ENTRIES PROVIDED:
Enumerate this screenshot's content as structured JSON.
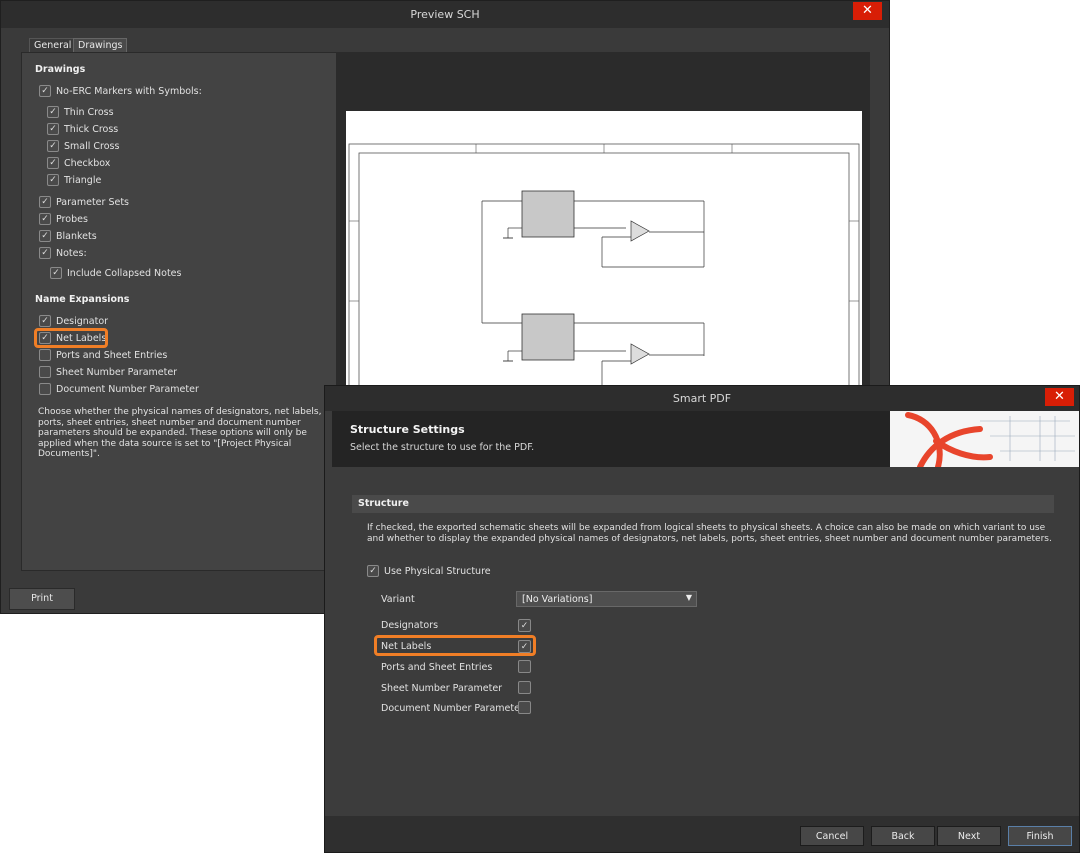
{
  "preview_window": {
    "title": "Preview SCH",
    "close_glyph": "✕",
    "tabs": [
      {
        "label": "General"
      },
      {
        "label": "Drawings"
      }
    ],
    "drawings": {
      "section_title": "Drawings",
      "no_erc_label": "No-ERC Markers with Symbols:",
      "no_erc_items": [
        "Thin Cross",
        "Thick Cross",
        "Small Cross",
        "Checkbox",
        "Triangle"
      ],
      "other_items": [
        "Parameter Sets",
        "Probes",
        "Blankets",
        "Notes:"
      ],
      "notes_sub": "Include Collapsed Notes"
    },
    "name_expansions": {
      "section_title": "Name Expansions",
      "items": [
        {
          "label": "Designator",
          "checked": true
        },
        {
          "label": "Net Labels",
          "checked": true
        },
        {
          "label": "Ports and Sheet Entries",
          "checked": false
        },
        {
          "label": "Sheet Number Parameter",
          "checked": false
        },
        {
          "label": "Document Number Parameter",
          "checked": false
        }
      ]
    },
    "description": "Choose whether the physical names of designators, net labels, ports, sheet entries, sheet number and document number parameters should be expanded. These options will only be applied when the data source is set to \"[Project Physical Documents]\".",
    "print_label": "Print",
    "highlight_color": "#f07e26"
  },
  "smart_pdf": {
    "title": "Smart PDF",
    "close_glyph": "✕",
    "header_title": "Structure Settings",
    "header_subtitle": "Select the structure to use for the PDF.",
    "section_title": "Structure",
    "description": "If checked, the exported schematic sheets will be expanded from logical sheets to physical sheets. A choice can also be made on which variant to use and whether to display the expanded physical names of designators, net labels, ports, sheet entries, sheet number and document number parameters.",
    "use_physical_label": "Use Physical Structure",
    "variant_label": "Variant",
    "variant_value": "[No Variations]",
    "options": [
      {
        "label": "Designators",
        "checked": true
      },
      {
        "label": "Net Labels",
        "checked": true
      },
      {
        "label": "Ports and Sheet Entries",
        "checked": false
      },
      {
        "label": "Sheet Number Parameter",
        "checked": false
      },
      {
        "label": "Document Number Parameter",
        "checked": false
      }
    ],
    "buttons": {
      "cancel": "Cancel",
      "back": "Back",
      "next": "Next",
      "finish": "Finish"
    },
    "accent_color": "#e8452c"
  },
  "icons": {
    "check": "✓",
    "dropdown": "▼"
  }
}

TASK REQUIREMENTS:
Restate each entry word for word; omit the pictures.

RESPONSE BOX:
Enumerate this screenshot's content as structured JSON.
{
  "preview_window": {
    "title": "Preview SCH",
    "close_glyph": "✕",
    "tabs": [
      {
        "label": "General"
      },
      {
        "label": "Drawings"
      }
    ],
    "drawings": {
      "section_title": "Drawings",
      "no_erc_label": "No-ERC Markers with Symbols:",
      "no_erc_items": [
        "Thin Cross",
        "Thick Cross",
        "Small Cross",
        "Checkbox",
        "Triangle"
      ],
      "other_items": [
        "Parameter Sets",
        "Probes",
        "Blankets",
        "Notes:"
      ],
      "notes_sub": "Include Collapsed Notes"
    },
    "name_expansions": {
      "section_title": "Name Expansions",
      "items": [
        {
          "label": "Designator",
          "checked": true
        },
        {
          "label": "Net Labels",
          "checked": true
        },
        {
          "label": "Ports and Sheet Entries",
          "checked": false
        },
        {
          "label": "Sheet Number Parameter",
          "checked": false
        },
        {
          "label": "Document Number Parameter",
          "checked": false
        }
      ]
    },
    "description": "Choose whether the physical names of designators, net labels, ports, sheet entries, sheet number and document number parameters should be expanded. These options will only be applied when the data source is set to \"[Project Physical Documents]\".",
    "print_label": "Print",
    "highlight_color": "#f07e26"
  },
  "smart_pdf": {
    "title": "Smart PDF",
    "close_glyph": "✕",
    "header_title": "Structure Settings",
    "header_subtitle": "Select the structure to use for the PDF.",
    "section_title": "Structure",
    "description": "If checked, the exported schematic sheets will be expanded from logical sheets to physical sheets. A choice can also be made on which variant to use and whether to display the expanded physical names of designators, net labels, ports, sheet entries, sheet number and document number parameters.",
    "use_physical_label": "Use Physical Structure",
    "variant_label": "Variant",
    "variant_value": "[No Variations]",
    "options": [
      {
        "label": "Designators",
        "checked": true
      },
      {
        "label": "Net Labels",
        "checked": true
      },
      {
        "label": "Ports and Sheet Entries",
        "checked": false
      },
      {
        "label": "Sheet Number Parameter",
        "checked": false
      },
      {
        "label": "Document Number Parameter",
        "checked": false
      }
    ],
    "buttons": {
      "cancel": "Cancel",
      "back": "Back",
      "next": "Next",
      "finish": "Finish"
    },
    "accent_color": "#e8452c"
  },
  "icons": {
    "check": "✓",
    "dropdown": "▼"
  }
}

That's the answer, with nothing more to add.